SMEs should lead voter turnout in local elections
New Zealand’s SMEs are primed to exercise their democratic rights over the coming weeks, with more than nine-in-10 surveyed saying they plan to vote in the upcoming local elections. While overall voter turnout in the 2019 local elections reached 42 percent, MYOB’s latest SME Snapshot – a survey of more than 570 SMEs across the country […]
New Zealand’s SMEs are primed to exercise their democratic rights over the coming weeks, with more than nine-in-10 surveyed saying they plan to vote in the upcoming local elections.
While overall voter turnout in the 2019 local elections reached 42 percent, MYOB’s latest SME Snapshot – a survey of more than 570 SMEs across the country – found that 93 percent of SME owners and decision-makers plan to vote this year, with many recognising the influence local government has over the future of their community.
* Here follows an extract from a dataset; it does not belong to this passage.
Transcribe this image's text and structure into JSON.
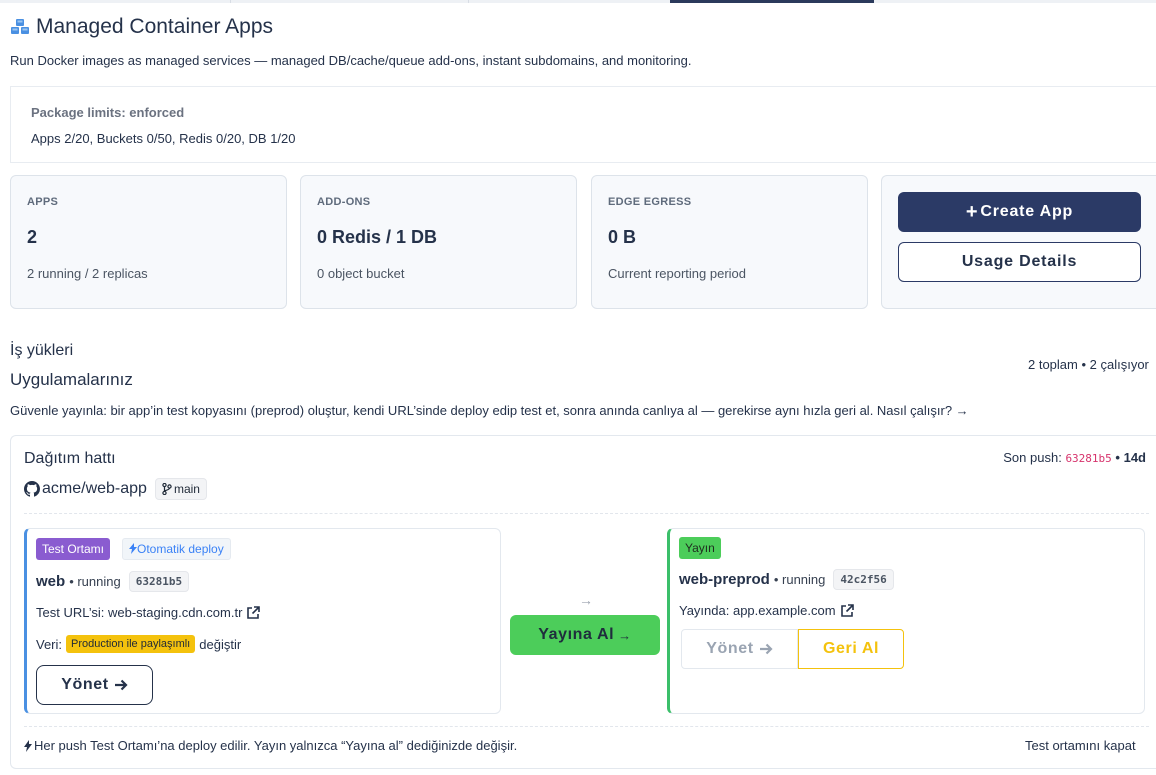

More than a quarter of SMEs surveyed said they feel local government has significant decision-making power when it comes to ‘making big decisions and executing plans’ in their local area, while 41 percent agreed they had some power over decision-making.
Jo Tozer, MYOB’s Head of Go-to-Market, explains that with SMEs at the heart of local communities, they often feel the impacts of local decision-making more directly.
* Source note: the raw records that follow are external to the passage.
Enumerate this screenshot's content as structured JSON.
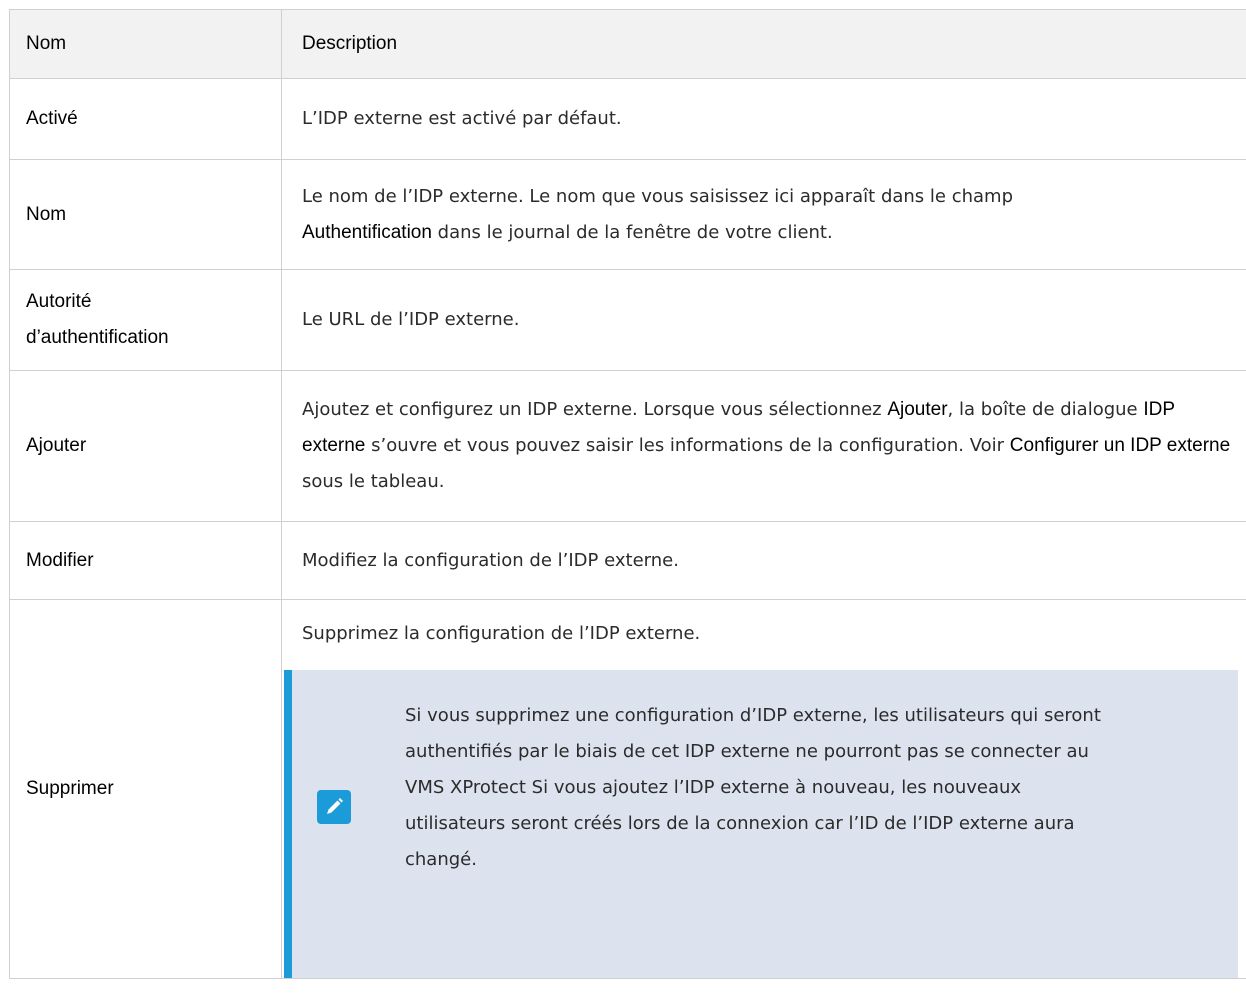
{
  "table": {
    "headers": {
      "name": "Nom",
      "description": "Description"
    },
    "rows": [
      {
        "name": "Activé",
        "description": "L’IDP externe est activé par défaut."
      },
      {
        "name": "Nom",
        "description_parts": [
          "Le nom de l’IDP externe. Le nom que vous saisissez ici apparaît dans le champ ",
          "Authentification",
          " dans le journal de la fenêtre de votre client."
        ]
      },
      {
        "name_line1": "Autorité",
        "name_line2": "d’authentification",
        "description": "Le URL de l’IDP externe."
      },
      {
        "name": "Ajouter",
        "description_parts": [
          "Ajoutez et configurez un IDP externe. Lorsque vous sélectionnez ",
          "Ajouter",
          ", la boîte de dialogue ",
          "IDP externe",
          " s’ouvre et vous pouvez saisir les informations de la configuration. Voir ",
          "Configurer un IDP externe",
          " sous le tableau."
        ]
      },
      {
        "name": "Modifier",
        "description": "Modifiez la configuration de l’IDP externe."
      },
      {
        "name": "Supprimer",
        "description": "Supprimez la configuration de l’IDP externe.",
        "note": {
          "icon": "pencil-icon",
          "text": "Si vous supprimez une configuration d’IDP externe, les utilisateurs qui seront authentifiés par le biais de cet IDP externe ne pourront pas se connecter au VMS XProtect Si vous ajoutez l’IDP externe à nouveau, les nouveaux utilisateurs seront créés lors de la connexion car l’ID de l’IDP externe aura changé."
        }
      }
    ]
  },
  "colors": {
    "header_bg": "#f2f2f2",
    "border": "#d0d0d0",
    "note_bg": "#dce3ef",
    "note_accent": "#1b9bd7"
  }
}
“It’s not unusual for SME owners to be more involved in their local area. They feel passionately about what changes and improvements will not only benefit businesses, but their community as a whole. This election will be important to them, and with a heightened awareness of the outcomes and decisions local councils are responsible for, it’s clear they’re ready to have their say on who they feel should be taking the lead,” says Jo.
Connecting with council
When it comes to how connected SMEs are with their local council, insights from MYOB’s Snapshot showed a relatively even split. More than a third (37 percent) of business owners and decision-makers polled say they feel connected to their local council, while 32 percent say they feel disconnected. The remainder feel neither.
In terms of what’s driving the sentiment among those feeling disconnected, top responses showed this is due to: local council not engaging with them, feeling there is no action being taken after they’ve contacted the council about something, and not being kept up-to-date on work that might impact their business.
Looking more specifically at the relationship between local council and SMEs, when asked if they believe their local council is connected to or understands business, encouragingly most (40 percent) SMEs said yes – their local council is connected to or understands business, while 37 percent disagreed, believing their local council is disconnected from business.
“The past couple of years have seen communities across the country come together to support each other and to support local business,” says Jo Tozer. “As they would hope to get from any elected official, SMEs want to see a level of understanding which will translate into positive action. Ultimately, it’s about ensuring decisions take into account the impacts to business when considering the overarching effects of any change on the wider community.”
Questioned on whether their local councillors make an effort to get the views of the business community, most SMEs surveyed (39 percent) believe they do make an effort, just over a quarter (27 percent) feel they don’t make much of an effort to get the views of the local business community, while one-in-10 said they make no effort.
Local council performance and SME priorities
Despite most SMEs feeling their council is connected to the local business community, only 16 percent of business owners and decision-makers surveyed believe council support for small business is better now than it was three years ago, while most (45 percent) believe there’s been no change and a third believe it’s worse.
For those about to come into local power, however, SMEs are clear with what areas they’d like to see prioritised for further action over the next three years.
Top of the list is roading, with more than half (58 percent) saying they’d like this to be a priority, followed by infrastructure (55 percent), water and wastewater management (44 percent), and public transport services (37 percent).
“While the priority areas SMEs would like to see more action around appear to be focused more on broader societal needs, the knock-on effects that investment in these areas would have on the business community will certainly be a consideration,” explains Jo.
“We also know that when it comes to what most influences who they will vote for, it’s not just about business. The majority are looking for a candidate whose values they feel align with their own, and more than half of SME owners and decision-makers say they research the candidates and vote for who they think will make the most positive difference in their community.”
Opinions on headline issues
While many SMEs want to see action on water and wastewater management, a majority (57 percent) say they ‘disagree’ with the Three Waters reforms, while a quarter (25 percent) are unsure and 18 percen say they ‘agree’.
As far as changes to the structure of local government go, when asked whether local councils in major metropolitan areas should amalgamate into super cities, nearly half (48 percent) of SMEs polled said ‘no’, while 27 percent said ‘yes’ and a quarter are unsure.